By Jason McKeown
Afternoons like the one experienced on Boxing Day provide an emphatic reminder of the importance of the main job in hand – escaping this bloody division.
I am not one of those arrogant, snobbish types who looks down upon League Two and believes we don’t deserve to be here. Mistakes have been made. League Two has been our home for over five years now for many good reasons, and in truth I’ve enjoyed many aspects to life in the bottom division. But there comes a time where the more tedious elements of football at this level have been endured far too many times. It’s time to move on.
And, in truth, I’m whole-heartedly sick of playing teams like Accrington Stanley.
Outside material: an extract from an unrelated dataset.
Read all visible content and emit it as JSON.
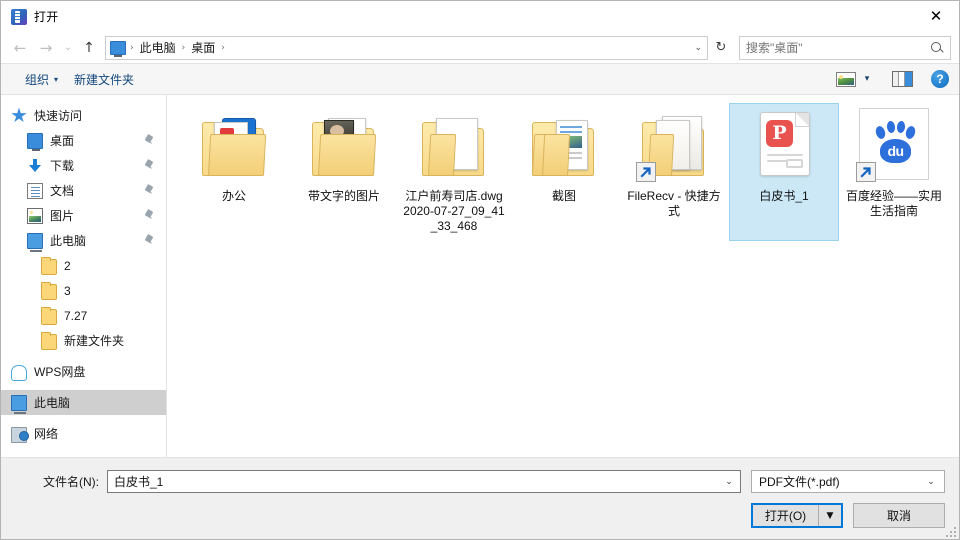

Not because we’re too good for this, not because it’s unglamorous (we go to watch City, not the opposition) and not because Accrington are a poxy club (I wish they’d bring a bigger away following on Boxing Day given they’re less than an hour away, but I do like Accrington as a club and they’re supporters are fantastic). But because of their dreadful tactics, which spoils the entertainment value of football.
We had started the game well, with Zavon Hines and James Hanson linking up promisingly. Not everything Hines did came off, but he was obviously our dangerman who was likely to make things happen. Our spark. Accrington saw that too, and so began to implement a cynical and ugly gameplan of kicking him out of the match. Robust challenges on him overstepped the mark on several occasions. It may have been accidental on Accrington’s part that a loose fingernail ended up inside Zavon’s eye, ultimately forcing him to depart the field, but it left a sour taste given the way he had been treated before.
On comes Nahki Wells, same result of experiencing overly physical Accrington challenges. Later on Kyel Reid, who we’ve only just got back, was on the receiving end of similar stuff. Imagine if Reid had been hurt and we’d lost him again for a few months? I get the fact Accrington had to try something to stop us from playing, we can hardly expect them to roll over and let us defeat them, but this borderline legal approach makes for a really dismal watch. It’s not nice to watch less physically strong players be kicked up in the air.
It’s not a novel approach. I remember Year Zero of our adventure in League Two, Macclesfield Town at home in August 2007. We were treated to the sight of one of our players being rugby tackled at one stage, and flair player Omar Daley was on the receiving end of some questionable tackles. We’ve seen so many teams at this level attempt to succeed through brawn rather than brain.
Then when Accrington snatched an equaliser, we endured that other dismal aspect of League Two that drives me mad. Time wasting. City had poured forward but the ball had gone out for a goal kick, cue the big centre half falling down ‘injured’, and the full back casually dribbling the ball up the field so his goalkeeper couldn’t restart the game. From then on, every Accrington goal kick and every throw in was carried out painfully slowly. The referee typically impotent towards doing anything about it.
City scored a winner, thank goodness, but as the fourth official put up the board to signal four minutes of added time there was a frustration that a large chunk of those four minutes was the result of Accrington’s time-wasting. They had bought themselves more time to get an equaliser by time-wasting their way to a point. There would have been no justice if Stanley had have equalised during stoppage time. Just like Crawley Town last season, I couldn’t help but feel there was a decent football team within that Accrington side – it’s just held back by stone-age tactics.
The Accrington manager Leam Richardson saw events completely differently, and his post-match interview is all the more remarkable for the fact we can see him on the video, airing his distorted views with a straight face. It’s a common feature of League Two opposing managers to make ludicrous claims of dominating the match when at best they had a 20-minute spell of pressure (tick), that the referee made a scandalously bad decision (tick) and to criticise City’s approach (tick, bingo – full house Richardson!). You wonder if the Valley Parade media room has a crib sheet for opposition manager’s to use, so well worn is the script. The message to their supporters: they were brave and unlucky to lose to “big club” Bradford City.
I’m so pleased that City won the game – as others have said, in other seasons we would not have won such a match – but the tedious approach of Accrington left a sour taste in the mouth from knowing they were so close to getting away with it. Again.
And I just hope that the three points we gained from a tough afternoon put us another step closer to escpasing from a division where such tactics have become the norm.